The range for CYA is 30 - 50ppm and the chlorine is 1.5 - 3.5ppm for home pools. As the CYA increases through using tabs, Trichlor tabs, the chlorine needs to increase as well. If you allow the CYA to get to 100ppm, you need to run the chlorine at 7 - 8ppm for the chlorine to be effective.

When the CYA gets this high the only way to reduce it is a partial drain and refill. There's no chemical to reduce the CYA. Let's use common sense. If your CYA is at 100ppm, and the range is 30 - 50ppm, then by draining 1/2 of the water and refilling it you'll drop the CYA to 50ppm.

This is why I need the CYA reading. If it's high, above 70 - 80ppm, you need to do a partial drain and refill. If it's low, below 20ppm, you need to shock with Dichlor.

This is a stabilized form of chlorine. Once you reach the 30 - 40ppm mark, stop with Dichlor and go back to regular liquid chlorine.

If the CYA is high, you're simply wasting time and money shocking the pool. You may clear it up but it will go green again if you don't keep the chlorine high as well. And that's something you don't want to do.

The pH is fine for now. The total alkalinity (TA) is a bit low at 20ppm so you need to increase that. It's 1.5 lbs. of sodium bicarb to raise the TA 10ppm per 10,000 gallons of water. You're probably on the metric system so you may need to convert that.

Let's say the CYA is fine, between the 30 - 50ppm mark. First, increase the TA to 80 - 100ppm. Swimming pool alkalinity levels. Put the bicarb in one spot with the pump OFF. Allow to sit for 3 - 4 hours then turn the pump to FILTER for 8 - 10 hours, then retest and make another adjustment if needed. You can use regular sodium bicarb from the grocery store - Arm & Hammer or a generic brand.

Then shock with regular liquid chlorine.

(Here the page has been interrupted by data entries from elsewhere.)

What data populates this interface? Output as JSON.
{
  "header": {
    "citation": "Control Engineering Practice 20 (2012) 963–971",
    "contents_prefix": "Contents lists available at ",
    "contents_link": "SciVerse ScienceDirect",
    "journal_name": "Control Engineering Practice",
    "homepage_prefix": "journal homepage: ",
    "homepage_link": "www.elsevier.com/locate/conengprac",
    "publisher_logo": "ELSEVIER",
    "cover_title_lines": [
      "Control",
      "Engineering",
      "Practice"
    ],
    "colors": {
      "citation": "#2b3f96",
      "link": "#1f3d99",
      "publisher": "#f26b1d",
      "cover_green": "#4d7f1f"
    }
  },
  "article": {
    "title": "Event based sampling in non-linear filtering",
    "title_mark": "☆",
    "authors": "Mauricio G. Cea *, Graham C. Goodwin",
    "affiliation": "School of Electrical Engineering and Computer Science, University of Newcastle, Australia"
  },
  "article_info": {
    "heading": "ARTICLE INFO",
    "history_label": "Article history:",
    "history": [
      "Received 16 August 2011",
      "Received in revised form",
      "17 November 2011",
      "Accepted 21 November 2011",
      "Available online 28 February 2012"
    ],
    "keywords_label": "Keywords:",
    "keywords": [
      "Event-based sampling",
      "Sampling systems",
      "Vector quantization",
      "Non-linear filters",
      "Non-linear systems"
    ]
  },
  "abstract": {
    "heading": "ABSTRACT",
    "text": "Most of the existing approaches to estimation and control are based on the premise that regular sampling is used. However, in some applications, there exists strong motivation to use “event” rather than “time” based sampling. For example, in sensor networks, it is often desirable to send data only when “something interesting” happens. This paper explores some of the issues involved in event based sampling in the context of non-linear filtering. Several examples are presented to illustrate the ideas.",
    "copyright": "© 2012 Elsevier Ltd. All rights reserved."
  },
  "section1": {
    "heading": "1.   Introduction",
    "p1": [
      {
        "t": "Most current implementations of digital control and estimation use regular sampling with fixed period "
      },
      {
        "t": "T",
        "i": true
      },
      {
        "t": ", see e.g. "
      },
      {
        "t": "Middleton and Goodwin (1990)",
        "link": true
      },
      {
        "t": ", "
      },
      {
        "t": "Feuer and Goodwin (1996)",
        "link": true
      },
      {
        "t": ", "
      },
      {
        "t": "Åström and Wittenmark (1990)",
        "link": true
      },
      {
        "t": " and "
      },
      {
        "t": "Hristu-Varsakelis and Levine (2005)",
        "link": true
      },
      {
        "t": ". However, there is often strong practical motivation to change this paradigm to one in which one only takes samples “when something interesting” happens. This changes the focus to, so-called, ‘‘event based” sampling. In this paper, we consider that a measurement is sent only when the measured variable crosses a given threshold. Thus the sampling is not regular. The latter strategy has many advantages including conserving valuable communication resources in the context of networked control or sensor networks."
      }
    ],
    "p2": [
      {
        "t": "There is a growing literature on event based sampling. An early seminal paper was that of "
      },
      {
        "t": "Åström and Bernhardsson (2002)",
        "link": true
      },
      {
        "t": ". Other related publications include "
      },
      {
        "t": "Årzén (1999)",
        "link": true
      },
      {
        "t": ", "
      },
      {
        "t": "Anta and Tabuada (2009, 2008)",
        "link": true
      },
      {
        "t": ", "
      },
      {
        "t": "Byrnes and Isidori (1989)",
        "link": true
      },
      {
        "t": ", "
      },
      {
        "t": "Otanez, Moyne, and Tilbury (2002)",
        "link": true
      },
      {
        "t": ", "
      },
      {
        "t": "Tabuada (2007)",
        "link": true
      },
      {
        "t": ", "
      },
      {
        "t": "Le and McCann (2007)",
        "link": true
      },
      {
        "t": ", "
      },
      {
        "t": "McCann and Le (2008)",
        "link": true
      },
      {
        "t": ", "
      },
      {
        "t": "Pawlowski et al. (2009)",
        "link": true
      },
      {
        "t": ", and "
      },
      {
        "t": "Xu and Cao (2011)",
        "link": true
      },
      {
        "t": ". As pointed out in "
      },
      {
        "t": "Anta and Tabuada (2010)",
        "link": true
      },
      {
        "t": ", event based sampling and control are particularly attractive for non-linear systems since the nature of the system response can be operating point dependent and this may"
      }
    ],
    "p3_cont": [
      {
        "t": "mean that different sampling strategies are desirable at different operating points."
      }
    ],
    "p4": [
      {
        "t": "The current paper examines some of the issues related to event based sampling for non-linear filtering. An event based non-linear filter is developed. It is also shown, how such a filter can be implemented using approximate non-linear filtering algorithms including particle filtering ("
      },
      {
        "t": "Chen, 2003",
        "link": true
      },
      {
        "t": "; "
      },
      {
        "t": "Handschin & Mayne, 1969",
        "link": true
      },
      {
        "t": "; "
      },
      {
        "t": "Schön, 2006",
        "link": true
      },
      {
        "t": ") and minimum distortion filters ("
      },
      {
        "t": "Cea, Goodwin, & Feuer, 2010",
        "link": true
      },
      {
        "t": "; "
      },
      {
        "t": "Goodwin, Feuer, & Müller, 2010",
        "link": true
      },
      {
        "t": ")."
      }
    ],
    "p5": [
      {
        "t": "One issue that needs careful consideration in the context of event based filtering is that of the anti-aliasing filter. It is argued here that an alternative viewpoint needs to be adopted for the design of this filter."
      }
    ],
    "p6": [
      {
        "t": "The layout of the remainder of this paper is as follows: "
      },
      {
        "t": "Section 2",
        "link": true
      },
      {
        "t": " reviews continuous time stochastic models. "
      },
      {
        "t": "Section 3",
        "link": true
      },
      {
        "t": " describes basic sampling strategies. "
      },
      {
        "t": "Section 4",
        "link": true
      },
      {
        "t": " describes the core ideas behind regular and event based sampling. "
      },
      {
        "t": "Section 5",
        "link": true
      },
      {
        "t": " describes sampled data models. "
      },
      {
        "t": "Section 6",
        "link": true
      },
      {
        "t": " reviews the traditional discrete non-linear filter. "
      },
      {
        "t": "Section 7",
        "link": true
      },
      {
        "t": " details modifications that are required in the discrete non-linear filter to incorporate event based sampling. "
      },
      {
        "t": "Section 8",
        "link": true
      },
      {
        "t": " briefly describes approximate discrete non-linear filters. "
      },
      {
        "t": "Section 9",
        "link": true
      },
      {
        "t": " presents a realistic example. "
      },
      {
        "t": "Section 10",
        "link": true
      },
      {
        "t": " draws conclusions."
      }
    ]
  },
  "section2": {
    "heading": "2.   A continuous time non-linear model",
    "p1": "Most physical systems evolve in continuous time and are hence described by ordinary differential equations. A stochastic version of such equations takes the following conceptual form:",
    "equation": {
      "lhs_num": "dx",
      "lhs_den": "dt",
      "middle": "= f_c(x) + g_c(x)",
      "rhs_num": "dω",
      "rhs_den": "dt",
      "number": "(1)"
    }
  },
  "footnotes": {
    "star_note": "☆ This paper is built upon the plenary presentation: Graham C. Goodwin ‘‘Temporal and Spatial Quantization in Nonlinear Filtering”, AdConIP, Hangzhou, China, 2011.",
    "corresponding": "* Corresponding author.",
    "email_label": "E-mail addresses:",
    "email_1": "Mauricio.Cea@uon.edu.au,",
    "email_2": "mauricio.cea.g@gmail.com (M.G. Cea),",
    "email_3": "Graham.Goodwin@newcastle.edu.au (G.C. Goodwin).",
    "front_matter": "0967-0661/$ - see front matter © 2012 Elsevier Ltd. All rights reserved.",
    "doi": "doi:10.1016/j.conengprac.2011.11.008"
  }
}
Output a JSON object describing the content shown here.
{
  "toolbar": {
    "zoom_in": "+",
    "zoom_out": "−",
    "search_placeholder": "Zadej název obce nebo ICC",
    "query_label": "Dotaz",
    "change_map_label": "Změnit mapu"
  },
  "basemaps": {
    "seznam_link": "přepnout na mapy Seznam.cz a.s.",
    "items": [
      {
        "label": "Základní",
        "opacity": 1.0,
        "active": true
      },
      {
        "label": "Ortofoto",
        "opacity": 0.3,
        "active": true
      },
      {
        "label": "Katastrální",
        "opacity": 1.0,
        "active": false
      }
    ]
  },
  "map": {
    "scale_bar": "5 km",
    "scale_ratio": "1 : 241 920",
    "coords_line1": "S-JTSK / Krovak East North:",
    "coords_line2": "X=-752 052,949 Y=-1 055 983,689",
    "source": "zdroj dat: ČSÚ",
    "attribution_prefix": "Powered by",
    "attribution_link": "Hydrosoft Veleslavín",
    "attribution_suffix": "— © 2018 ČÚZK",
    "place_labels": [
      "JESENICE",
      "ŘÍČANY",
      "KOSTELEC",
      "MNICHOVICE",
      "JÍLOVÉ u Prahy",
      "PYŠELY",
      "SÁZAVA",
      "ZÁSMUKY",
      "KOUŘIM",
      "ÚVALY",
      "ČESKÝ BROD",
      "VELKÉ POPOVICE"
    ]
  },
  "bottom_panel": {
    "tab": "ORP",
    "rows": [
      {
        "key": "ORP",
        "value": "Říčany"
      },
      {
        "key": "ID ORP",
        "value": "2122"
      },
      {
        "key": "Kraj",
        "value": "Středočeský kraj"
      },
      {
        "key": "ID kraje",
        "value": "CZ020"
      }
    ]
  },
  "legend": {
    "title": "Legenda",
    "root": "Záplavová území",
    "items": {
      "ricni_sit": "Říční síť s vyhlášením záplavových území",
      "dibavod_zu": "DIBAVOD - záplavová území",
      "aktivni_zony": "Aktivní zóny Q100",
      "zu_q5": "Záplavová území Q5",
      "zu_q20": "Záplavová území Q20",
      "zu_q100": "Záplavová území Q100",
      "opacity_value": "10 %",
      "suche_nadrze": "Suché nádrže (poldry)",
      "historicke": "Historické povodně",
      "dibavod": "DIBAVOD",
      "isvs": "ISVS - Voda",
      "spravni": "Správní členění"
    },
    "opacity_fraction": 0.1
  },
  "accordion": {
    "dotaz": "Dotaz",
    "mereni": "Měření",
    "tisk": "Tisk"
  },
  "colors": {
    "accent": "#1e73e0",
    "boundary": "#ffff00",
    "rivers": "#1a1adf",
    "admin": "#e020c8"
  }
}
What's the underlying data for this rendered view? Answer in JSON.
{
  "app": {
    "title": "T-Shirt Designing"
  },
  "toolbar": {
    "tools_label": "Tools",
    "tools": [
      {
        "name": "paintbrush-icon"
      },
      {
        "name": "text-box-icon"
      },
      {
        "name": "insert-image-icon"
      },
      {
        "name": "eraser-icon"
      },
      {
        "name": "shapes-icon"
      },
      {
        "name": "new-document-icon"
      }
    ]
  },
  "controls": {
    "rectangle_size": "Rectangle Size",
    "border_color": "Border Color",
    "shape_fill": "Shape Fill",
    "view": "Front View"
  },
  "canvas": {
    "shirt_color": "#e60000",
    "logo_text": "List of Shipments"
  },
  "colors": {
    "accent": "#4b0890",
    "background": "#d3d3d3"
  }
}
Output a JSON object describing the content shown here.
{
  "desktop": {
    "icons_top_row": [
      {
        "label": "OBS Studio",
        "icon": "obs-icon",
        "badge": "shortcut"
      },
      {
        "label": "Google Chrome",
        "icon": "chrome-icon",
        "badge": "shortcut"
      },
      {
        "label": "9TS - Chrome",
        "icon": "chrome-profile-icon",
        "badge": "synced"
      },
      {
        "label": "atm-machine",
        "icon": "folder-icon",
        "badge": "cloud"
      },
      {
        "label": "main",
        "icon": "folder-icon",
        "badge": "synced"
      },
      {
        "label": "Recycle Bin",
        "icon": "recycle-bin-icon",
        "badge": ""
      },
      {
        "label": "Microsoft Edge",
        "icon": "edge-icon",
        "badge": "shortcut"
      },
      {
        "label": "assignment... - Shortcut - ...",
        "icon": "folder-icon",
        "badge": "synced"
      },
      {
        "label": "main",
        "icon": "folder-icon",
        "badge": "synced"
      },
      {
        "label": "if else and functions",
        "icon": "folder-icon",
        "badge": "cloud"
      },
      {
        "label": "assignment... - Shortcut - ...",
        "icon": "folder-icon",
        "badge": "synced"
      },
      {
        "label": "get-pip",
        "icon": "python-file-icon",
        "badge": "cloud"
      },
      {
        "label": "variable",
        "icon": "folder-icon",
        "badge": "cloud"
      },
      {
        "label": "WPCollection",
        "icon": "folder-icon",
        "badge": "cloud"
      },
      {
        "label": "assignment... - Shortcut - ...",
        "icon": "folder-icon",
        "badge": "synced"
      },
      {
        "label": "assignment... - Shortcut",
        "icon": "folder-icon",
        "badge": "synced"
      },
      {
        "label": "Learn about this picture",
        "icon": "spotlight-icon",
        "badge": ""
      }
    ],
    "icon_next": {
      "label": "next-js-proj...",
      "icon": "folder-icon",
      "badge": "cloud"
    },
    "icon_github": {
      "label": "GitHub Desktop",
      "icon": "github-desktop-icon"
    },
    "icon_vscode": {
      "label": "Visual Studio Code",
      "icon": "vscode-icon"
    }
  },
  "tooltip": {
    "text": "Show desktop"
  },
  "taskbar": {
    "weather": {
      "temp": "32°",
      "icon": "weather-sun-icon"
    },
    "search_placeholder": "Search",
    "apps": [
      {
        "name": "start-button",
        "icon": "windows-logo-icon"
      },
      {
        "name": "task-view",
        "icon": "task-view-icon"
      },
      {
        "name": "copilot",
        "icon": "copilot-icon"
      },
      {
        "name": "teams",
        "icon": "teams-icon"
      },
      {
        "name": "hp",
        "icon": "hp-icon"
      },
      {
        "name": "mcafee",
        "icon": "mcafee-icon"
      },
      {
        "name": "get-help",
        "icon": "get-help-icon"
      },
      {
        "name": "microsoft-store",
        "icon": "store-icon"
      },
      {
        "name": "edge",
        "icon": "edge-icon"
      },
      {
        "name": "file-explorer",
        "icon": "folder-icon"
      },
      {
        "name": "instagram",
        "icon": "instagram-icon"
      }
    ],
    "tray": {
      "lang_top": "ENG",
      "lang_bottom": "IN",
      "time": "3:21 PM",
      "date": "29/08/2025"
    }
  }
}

If the CYA is in range you don't need any special super shock. It's a fancy package that they can sell for a 400% markup.

The calcium hardness is mostly for plaster pools, not vinyl, so don't worry about that right now. You can use calcium chloride and increase it to 100ppm or so but that's all you need.

Get me the CYA first we can go from there.

If you'd like personal assistance I do phone consultations for $35 per hour, or what you can afford. You'll get real professional help from a real pool guy and have all of your questions answered.

If you've found this site helpful please consider making a donation. Thank you.

Hope this helps and have a great Summer.


Click here to post comments

Return to Green Pool Water.

swimming pool care, basic pool care, above ground pool maintenance, inground, salt water

Click Here To Learn How This eBook Can Save You TONS Of Time & Money

Click Here To Learn The Best Way To Clear Up Your Pool 

Recent Articles

  1. White Slimy Film On The Bottom Of Pool

    the water was crystal clear but upon skimming the top we noticed a white slimy film completely covering the pool liner.

    Read More

  2. High Cynaric Acid

    My pool is a 26,000 gallon above ground vinyl liner. around 7/31/2014 the cya raised to 113

    Read More

  3. Can Super Floc Remove Pool Algae?

    Will raising the pH level and adding Superfloc get rid of algae?

    Read More